The past few weeks have been tough for employees around the world. The layoffs have not only affected people financially but also greatly impacted their social and mental life. Economic uncertainty brings with it a host of problems such as getting judged by your social circle, the possibility of needing financial assistance, the inability to meet expenses and financial commitments, and we could go on and on.
No, we’re not playing the devil’s advocate here. Losing your job is no joke and we understand that.
We were just pondering that the ones doing the layoffs are humans too. They also have a conscience, and the fear of rejection and disdain plague their thoughts just like they do ours.
It must be hard to have to let go of the people you build your organisation with. It must be hard to hand a termination letter to someone you have known for years and see the look of despair on their face. It can’t be easy to be at the receiving end of censure on social media and from your staff.
The economy is a beast untamed; its forces control our lives, but none of us seem to have any real control over it. Layoffs are inevitably a result of economic currents. Even though the management can sometimes prevent them, in extreme occasions like restructuring and businesses shutting off, they are unavoidable.
How can the management in such cases make it easier on their staff and themselves? We’ve got three words for you. Well, technically four.
Listen. Empathise. Be Kind.
Listen. There is no debate about how hard being laid off is. We’re sure you know your employees will have a lot to say about this. Hear them out. Give them the opportunity to voice their concerns and let them know that their voices are important and that they are being heard. Even if their layoff is inevitable, being heard can give people some closure and the courage to start over again.
Empathise. Empathy is like a boomerang. It will reflect back at you, no matter the circumstances. Help your employees feel seen. Help them understand that being laid off does not mean that they are any less valuable or talented. You will really be helping yourself here because people respond favourably to being seen and heard.
Be Kind. Put yourself in the shoes of the person being laid off and kindness will flow through you like a river. It’s tough to lose your job and we all know it. Kindness won’t stop the blow, but it may soften it.

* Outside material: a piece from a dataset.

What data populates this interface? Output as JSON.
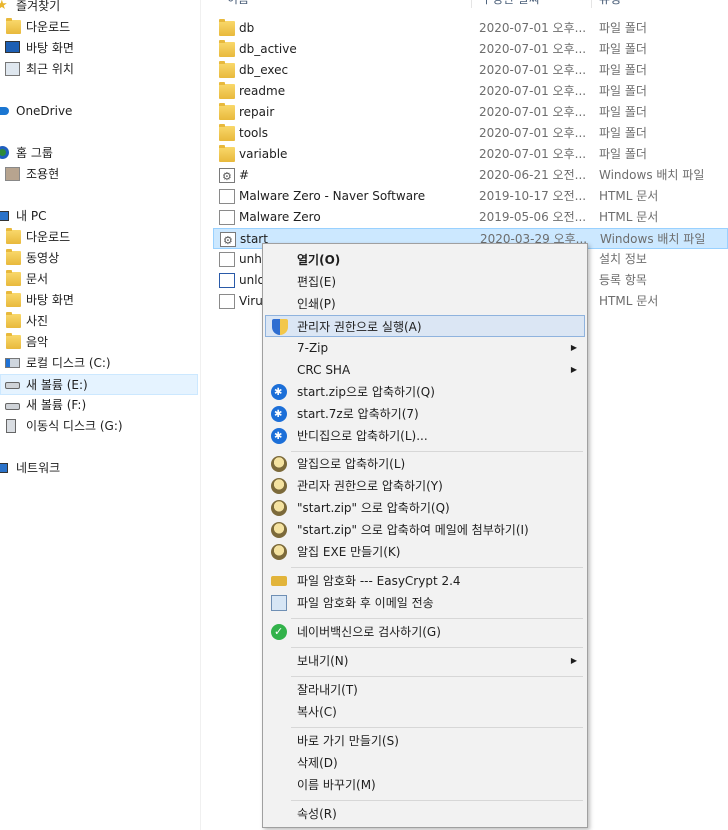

Heed our advice and you’ll not only make it easier on your staff but your own mental health. You will go home with the tiniest satisfaction that you did your best, and that you faced the situation with dignity and kindness.